By Debbie Wallen – Not that long ago, generating $1mm in revenue was a milestone worth celebrating: Those at this level were considered top of the food chain, and ardently pursued by all major firms. But, in today’s world, it’s the advisors in the “Billion Dollar AUM Club” who garner the lion’s share of attention from firms.
How First Republic Private Wealth, an under-the-radar wealth management firm, became the hottest ticket in the space—and why it matters
By Mindy Diamond – The value proposition of our firm is built upon being an objective source of knowledge designed to help advisors make sound decisions. Our goal is to serve as connectors to the industry at large, helping advisors through their exploration process without bias or expectation.
By Barbara Herman – Advisors constantly juggle between meeting the short-term demands of their businesses while working towards their longer-term goals. To complicate things further, short- and long-term views are frequently not aligned at a particular moment in time—creating a greater lack of clarity and frustration. While it’s important for all advisors to check-in with themselves regularly to assess the balance between the two, it’s even more important for those considering a move. While the “perfect opportunity” would solve for all goals equally, it’s unrealistic to expect that perfection actually exists in one single option.
Why Advisors and Their Affluent Clients are No Longer Looking the Other Way When it Comes to Independence
By Mindy Diamond – There was a time in the not-too-distant past when advisors and firms alike thought independence was only for those whose clients were “regular folks” of average wealth—that is, with respectable assets, yet limited needs beyond “plain vanilla” financial management. And top advisors who served the ultra-wealthy would never have considered leaving behind the big brand name upon which they built their businesses to strike out on their own—certain that no firm but the biggest could support their clients’ unique needs.

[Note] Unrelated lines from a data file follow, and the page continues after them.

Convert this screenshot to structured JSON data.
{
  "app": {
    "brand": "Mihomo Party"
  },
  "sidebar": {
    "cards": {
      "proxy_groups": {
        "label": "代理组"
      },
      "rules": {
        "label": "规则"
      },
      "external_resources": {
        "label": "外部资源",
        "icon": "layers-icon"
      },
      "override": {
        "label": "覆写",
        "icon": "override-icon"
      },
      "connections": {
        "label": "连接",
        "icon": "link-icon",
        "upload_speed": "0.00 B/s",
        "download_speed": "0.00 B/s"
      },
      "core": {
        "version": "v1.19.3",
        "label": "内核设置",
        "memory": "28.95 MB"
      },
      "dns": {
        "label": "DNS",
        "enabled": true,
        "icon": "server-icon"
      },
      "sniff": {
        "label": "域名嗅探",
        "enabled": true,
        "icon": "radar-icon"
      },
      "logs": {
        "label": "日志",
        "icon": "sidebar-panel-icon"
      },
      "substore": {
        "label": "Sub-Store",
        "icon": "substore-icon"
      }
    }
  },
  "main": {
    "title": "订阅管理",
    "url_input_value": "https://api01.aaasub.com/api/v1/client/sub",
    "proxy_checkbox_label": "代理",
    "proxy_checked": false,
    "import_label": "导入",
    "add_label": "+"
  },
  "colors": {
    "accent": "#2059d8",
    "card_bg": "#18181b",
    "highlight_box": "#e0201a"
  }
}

By Louis Diamond – According to a 2017 Cerulli report, 39% of the financial advisor population is over 55 years of age—and of course, no one is getting any younger. Over the past decade, many quality brokerage firms responded to the strong outcry from advisors who had no tangible way to monetize their life’s work in place. As such, firms launched attractive sunset programs like UBS Alpha, Merrill Lynch CTP, and Morgan Stanley FFAP—each providing pathways for senior advisors to unlock liquidity before formally retiring and passing the business along to the next generation.